Many or all of the products featured here are from our partners who compensate us. This may influence which products we write about and where and how the product appears on a page. However, this does not influence our evaluations. Our opinions are our own. Here is a list of our partners and here's how we make money.
The investing information provided on this page is for educational purposes only. NerdWallet does not offer advisory or brokerage services, nor does it recommend or advise investors to buy or sell particular stocks, securities or other investments.
Forecasters increasingly say it may be time to prepare for the possibility of a recession.
A number of things are stoking that fear, but the Federal Reserve's moves to raise interest rates and rising inflation are currently the biggest factors. Those concerns — alongside an ongoing pandemic and continued supply chain issues — set off a volatile stock market, with the S&P 500 even sliding into a bear market.
But there are steps you can take now to prepare in case a recession is, in fact, coming our way. Below, five things investors can do to help get their portfolios ready for a potential recession.
1. Don't rebalance just yet
Rebalancing your portfolio — which involves buying and selling investments to restore your original asset allocation, or mix of stocks, bonds and other investments — is usually a good idea, but not during a market sell-off. When things are looking bleak, do your best to hold on to your investments. Selling during market lows can be one of the worst things you can do for your portfolio — it locks in losses. When the market evens out down the road, rebalancing may be in order.
When you do eventually rebalance, don’t discredit the emotions you had during recent stock market crashes. Knowing how you’ve reacted during past market fluctuations should be factored into how you allocate your investments going forward: If you pulled your money out of the market, or otherwise couldn't deal with the volatility, you may want to rebalance into a slightly more conservative portfolio so you can feel confident and weather future market drops with less stress.
If you’re not sure how your portfolio should be invested, consider opening an account with a robo-advisor, a digital investment management service that will help you determine your risk tolerance and then select and manage your investments for you.
2. "Buy the dip" if you can
Thinking of market crashes as fire sales can help curb the panic. If you're in the kind of financially stable position that allows you to buy in a downturn, you could be setting yourself up for success down the line by doing so. Since timing the market perfectly is next to impossible, don't worry about trying to find the exact moment when stocks are at their lowest. Pick a few investments you've always wanted to own and give yourself a price threshold you feel comfortable with. If they drop to or below that threshold, you may get a bargain. Here's a primer on how to invest in stocks if you're new to this.

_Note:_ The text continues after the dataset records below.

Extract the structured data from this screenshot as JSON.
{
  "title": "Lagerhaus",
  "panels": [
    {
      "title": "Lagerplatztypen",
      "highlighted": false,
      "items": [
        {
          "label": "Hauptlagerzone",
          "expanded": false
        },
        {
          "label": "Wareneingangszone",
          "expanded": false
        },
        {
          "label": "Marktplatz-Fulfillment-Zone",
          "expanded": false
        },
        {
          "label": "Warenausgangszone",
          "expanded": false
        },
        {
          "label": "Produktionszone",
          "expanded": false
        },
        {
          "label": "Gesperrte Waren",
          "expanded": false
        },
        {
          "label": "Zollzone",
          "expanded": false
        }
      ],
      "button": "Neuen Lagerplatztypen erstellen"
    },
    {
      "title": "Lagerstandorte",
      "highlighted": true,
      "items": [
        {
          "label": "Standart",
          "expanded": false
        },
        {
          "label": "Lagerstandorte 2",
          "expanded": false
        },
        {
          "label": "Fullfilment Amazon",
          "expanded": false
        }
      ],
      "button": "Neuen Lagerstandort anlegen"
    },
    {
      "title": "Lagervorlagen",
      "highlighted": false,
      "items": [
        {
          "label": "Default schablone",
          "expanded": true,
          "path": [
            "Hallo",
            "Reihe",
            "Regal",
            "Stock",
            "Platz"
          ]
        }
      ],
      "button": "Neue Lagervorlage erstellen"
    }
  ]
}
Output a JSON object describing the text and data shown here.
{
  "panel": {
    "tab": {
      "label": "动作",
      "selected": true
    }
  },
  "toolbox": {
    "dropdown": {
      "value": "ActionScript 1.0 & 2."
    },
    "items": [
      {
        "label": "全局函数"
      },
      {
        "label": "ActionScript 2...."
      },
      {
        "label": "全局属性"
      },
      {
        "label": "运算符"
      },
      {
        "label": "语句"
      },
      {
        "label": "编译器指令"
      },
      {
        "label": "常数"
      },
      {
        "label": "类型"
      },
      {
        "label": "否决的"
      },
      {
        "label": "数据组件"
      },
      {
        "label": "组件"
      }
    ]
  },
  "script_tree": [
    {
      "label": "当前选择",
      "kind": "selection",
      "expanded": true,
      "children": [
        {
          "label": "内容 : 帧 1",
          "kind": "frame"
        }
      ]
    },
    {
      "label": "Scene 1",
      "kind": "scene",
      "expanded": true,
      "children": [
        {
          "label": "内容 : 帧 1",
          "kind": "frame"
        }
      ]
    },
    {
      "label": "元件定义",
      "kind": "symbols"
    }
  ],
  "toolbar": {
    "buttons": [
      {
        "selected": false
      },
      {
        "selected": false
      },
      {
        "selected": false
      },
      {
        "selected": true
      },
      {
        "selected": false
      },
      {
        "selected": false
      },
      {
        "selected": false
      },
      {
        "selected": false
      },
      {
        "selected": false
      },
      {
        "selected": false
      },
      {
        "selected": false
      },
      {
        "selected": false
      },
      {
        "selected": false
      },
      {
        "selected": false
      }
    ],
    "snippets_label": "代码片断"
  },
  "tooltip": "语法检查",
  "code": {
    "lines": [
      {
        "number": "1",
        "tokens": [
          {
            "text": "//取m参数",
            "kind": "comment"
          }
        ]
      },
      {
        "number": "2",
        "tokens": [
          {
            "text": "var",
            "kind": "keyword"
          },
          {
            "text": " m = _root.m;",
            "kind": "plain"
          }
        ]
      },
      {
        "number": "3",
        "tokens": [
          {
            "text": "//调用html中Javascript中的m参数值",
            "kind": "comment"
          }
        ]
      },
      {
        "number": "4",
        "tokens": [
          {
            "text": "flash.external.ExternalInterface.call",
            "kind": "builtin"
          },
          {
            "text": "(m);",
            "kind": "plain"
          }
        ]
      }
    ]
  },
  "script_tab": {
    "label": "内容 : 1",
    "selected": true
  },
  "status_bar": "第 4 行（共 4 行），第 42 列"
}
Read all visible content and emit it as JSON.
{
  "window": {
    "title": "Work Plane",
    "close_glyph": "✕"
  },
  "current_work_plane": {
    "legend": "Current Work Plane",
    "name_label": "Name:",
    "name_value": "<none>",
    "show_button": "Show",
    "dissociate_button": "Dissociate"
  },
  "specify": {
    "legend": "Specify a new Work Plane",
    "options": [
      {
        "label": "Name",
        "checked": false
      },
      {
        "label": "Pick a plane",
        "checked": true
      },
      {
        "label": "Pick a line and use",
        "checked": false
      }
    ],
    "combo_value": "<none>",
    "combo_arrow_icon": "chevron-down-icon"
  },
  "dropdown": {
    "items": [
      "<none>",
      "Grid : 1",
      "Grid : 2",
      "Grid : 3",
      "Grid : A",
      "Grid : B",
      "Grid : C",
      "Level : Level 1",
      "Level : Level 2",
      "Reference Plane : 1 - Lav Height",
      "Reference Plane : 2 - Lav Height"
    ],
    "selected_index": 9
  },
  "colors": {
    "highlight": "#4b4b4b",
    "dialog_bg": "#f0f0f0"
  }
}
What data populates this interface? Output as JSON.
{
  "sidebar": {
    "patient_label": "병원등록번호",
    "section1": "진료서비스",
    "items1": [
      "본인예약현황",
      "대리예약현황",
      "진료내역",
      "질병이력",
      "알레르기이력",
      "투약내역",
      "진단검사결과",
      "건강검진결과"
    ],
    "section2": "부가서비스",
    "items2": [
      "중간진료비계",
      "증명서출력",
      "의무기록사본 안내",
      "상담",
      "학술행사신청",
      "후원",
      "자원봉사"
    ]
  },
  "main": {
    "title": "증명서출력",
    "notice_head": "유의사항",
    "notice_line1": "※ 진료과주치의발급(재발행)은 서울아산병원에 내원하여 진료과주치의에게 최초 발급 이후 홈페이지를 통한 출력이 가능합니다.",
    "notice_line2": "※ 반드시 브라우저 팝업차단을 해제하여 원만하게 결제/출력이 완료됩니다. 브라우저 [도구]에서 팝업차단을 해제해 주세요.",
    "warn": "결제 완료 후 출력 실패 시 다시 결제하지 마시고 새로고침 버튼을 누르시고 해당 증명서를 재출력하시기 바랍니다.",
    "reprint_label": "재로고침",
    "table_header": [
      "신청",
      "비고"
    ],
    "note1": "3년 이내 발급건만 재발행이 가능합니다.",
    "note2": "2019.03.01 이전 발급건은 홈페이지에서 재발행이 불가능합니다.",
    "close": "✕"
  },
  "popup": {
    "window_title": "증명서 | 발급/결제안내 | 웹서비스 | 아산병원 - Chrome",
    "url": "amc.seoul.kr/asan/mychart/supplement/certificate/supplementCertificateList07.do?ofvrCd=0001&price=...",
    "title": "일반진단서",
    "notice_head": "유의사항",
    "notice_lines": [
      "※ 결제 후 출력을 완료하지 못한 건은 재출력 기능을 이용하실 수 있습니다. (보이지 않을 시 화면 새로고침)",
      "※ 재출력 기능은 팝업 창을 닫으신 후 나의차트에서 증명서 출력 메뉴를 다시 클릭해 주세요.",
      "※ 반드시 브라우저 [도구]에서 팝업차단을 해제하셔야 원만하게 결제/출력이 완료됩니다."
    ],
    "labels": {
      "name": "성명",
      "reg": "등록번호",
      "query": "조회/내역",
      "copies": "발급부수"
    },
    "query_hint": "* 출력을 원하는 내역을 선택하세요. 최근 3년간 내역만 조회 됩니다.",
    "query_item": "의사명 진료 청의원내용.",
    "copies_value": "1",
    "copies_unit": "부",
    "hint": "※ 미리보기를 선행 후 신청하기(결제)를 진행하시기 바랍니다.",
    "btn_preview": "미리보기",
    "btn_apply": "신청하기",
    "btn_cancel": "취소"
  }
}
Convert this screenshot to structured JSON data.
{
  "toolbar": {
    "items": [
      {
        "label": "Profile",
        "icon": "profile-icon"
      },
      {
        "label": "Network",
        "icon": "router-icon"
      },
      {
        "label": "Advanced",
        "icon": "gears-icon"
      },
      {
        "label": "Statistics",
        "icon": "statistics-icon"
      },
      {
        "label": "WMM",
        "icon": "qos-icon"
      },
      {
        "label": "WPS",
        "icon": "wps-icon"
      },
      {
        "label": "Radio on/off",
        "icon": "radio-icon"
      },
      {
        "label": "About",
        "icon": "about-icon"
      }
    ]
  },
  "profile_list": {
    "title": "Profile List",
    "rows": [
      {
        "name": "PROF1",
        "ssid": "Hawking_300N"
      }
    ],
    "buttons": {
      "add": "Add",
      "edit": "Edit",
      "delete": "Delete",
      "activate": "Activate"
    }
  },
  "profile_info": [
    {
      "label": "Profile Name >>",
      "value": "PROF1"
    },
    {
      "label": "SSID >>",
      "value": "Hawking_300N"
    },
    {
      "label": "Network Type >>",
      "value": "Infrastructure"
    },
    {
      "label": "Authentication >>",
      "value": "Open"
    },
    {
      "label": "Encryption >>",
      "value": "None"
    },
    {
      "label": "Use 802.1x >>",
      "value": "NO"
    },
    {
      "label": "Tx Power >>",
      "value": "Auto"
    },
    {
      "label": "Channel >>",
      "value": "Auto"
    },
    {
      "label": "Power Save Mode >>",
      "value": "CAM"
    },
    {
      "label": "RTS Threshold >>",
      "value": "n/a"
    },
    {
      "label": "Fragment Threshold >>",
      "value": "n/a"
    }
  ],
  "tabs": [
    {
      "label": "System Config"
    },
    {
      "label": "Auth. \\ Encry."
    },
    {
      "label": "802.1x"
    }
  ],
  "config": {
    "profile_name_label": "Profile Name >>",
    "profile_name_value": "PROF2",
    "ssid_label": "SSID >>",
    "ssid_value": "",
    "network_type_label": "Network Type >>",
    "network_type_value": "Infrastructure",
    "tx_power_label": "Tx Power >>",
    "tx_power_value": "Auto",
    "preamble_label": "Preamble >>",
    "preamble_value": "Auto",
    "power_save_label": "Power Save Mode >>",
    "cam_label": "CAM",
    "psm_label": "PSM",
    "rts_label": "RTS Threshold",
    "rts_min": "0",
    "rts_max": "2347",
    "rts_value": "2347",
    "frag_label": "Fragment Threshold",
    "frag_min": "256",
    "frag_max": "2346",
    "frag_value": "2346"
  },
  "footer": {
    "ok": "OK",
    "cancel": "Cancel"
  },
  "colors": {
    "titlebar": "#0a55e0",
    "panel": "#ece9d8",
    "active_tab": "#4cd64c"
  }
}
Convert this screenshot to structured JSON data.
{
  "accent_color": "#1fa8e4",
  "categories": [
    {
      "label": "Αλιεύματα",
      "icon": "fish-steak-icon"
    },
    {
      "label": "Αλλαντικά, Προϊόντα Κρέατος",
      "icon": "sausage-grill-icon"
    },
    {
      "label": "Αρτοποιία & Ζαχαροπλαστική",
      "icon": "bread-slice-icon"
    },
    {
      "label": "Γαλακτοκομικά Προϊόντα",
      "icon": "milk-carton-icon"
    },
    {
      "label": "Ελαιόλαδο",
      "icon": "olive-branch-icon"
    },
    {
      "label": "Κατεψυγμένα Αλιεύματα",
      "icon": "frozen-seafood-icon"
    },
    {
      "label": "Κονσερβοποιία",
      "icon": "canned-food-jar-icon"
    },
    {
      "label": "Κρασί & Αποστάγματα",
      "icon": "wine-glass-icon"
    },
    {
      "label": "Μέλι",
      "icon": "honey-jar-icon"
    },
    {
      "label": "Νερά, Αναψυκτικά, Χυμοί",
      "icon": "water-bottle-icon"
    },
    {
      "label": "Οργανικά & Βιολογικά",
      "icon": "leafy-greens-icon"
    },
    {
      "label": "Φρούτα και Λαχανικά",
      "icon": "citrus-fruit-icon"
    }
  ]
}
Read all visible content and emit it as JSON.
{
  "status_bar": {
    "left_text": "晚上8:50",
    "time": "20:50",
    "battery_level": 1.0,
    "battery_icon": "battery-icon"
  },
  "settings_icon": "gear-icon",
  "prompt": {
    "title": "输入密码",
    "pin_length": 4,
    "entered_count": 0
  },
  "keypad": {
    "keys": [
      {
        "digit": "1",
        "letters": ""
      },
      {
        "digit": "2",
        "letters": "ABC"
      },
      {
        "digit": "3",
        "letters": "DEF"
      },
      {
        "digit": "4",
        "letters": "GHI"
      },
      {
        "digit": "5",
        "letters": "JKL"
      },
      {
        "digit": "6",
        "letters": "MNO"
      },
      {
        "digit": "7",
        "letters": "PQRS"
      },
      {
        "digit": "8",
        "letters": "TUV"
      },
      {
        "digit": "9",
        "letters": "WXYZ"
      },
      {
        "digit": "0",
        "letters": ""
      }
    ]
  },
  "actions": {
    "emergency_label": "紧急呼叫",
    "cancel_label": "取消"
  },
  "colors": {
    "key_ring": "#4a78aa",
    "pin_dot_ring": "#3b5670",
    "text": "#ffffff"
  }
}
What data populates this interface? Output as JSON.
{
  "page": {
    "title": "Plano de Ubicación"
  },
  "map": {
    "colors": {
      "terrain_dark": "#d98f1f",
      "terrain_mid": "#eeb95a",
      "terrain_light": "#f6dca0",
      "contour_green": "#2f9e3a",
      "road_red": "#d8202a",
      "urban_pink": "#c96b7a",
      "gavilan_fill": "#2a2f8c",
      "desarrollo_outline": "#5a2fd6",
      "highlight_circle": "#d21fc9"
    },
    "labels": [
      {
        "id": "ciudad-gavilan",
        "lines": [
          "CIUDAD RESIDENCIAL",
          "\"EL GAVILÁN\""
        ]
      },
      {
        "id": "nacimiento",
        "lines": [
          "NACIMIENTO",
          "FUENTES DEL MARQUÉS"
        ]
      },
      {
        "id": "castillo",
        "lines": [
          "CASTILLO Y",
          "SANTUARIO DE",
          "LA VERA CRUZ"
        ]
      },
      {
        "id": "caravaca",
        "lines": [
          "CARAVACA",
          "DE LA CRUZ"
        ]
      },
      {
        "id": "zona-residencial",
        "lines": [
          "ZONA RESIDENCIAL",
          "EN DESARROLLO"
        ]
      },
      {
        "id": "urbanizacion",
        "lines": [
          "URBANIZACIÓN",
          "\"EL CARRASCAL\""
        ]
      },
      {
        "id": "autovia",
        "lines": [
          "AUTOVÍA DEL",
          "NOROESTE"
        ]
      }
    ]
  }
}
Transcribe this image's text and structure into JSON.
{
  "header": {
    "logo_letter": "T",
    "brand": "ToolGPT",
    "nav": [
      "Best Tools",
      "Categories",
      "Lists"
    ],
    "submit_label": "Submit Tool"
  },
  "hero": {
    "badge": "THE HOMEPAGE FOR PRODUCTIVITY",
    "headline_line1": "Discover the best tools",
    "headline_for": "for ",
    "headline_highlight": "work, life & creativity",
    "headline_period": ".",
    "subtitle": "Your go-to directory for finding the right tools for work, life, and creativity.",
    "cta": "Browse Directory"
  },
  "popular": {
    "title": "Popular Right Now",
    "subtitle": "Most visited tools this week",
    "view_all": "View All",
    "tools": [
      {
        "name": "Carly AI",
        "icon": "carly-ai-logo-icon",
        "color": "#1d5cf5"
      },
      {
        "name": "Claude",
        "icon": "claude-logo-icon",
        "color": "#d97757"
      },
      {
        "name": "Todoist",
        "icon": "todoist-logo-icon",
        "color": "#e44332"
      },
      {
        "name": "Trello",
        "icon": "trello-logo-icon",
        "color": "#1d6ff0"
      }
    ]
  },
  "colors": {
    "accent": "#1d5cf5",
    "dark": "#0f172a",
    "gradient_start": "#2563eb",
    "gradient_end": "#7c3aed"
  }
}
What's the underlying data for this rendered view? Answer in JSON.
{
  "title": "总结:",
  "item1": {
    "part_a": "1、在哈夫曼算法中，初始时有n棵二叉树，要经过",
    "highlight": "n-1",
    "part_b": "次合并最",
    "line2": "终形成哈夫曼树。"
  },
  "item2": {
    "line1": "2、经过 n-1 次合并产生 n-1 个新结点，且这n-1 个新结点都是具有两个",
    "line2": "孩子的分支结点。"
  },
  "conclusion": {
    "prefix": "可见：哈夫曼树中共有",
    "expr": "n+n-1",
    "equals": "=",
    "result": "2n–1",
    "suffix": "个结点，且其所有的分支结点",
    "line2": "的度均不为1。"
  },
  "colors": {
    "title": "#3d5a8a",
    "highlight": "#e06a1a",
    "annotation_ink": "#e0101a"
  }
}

If you're already feeling financially strapped or may be facing unemployment, don't hedge your bets on a volatile market. Your money is better utilized in an emergency fund than on a risky investment. Only try to buy the dip if you can stand to lose that money.
» How to find cheap stocks
3. Remember why you chose your investments
Ideally, you chose them for diversification: Diversifying your investments reduces your risk just like spreading out your pieces in a game of Battleship — if they’re all in the same place, they’re more likely to get sunk.
Diversification doesn’t just mean allocating your money across different forms of investments like stocks or bonds. It also means that your money is spread across industries, geographic locations and companies of various sizes. This is always important, but careful diversification can especially protect you during a recession. When you're considering buying the dip, think about buying assets that increase your portfolio's diversification.
» Learn more: How to invest in a recession
4. Invest in the necessities
Utilities are a classic lower-risk investment, but why? Utilities are essentials, and hopefully, most people will not have to forgo them during a recession. Household goods and other necessities are also considered recession-friendly investments.
It would be rash to move your entire portfolio in this direction, but adding a utilities or consumer staples index fund or exchange-traded fund can add stability to your portfolio even if the economy starts to feel uncertain. Here’s more on investing in index funds.
Note: You'll probably see lots of articles claiming a particular investment is recession-proof. It’s OK to listen to the buzz, but don’t buy into the noise without researching the company and industry. And regardless of how much research you do, resist the urge to try to beat the market.
» Learn more: Recession-proof stocks
5. Stay invested if you can
Try not to panic about the scary headlines and remember that staying invested is almost always the best response. Historically speaking, investors who hold on to their investments through recessions see their portfolios completely recover, and individuals who don’t invest in the market at all lose out.
Part of staying invested means protecting your portfolio from emergency expenses: Losing a job or having no emergency fund can force investors to dip into their investments. But most retirement accounts charge strong penalties — and often taxes — for early distributions.
The general aim is to have three to six months of living expenses saved in an online savings account, but if you can't get there right now, you're not alone in that struggle. Even a cash cushion of $500 helps.
If you don't have any emergency savings, there are other strategies you can use to deal with a financial setback. And if you have to dip into a retirement account, know that a Roth IRA is typically the best last resort: it allows you to pull out contributions without taxes or penalties.
» Looking for recession advice beyond your investments? See our comprehensive guide on how to prepare for a recession.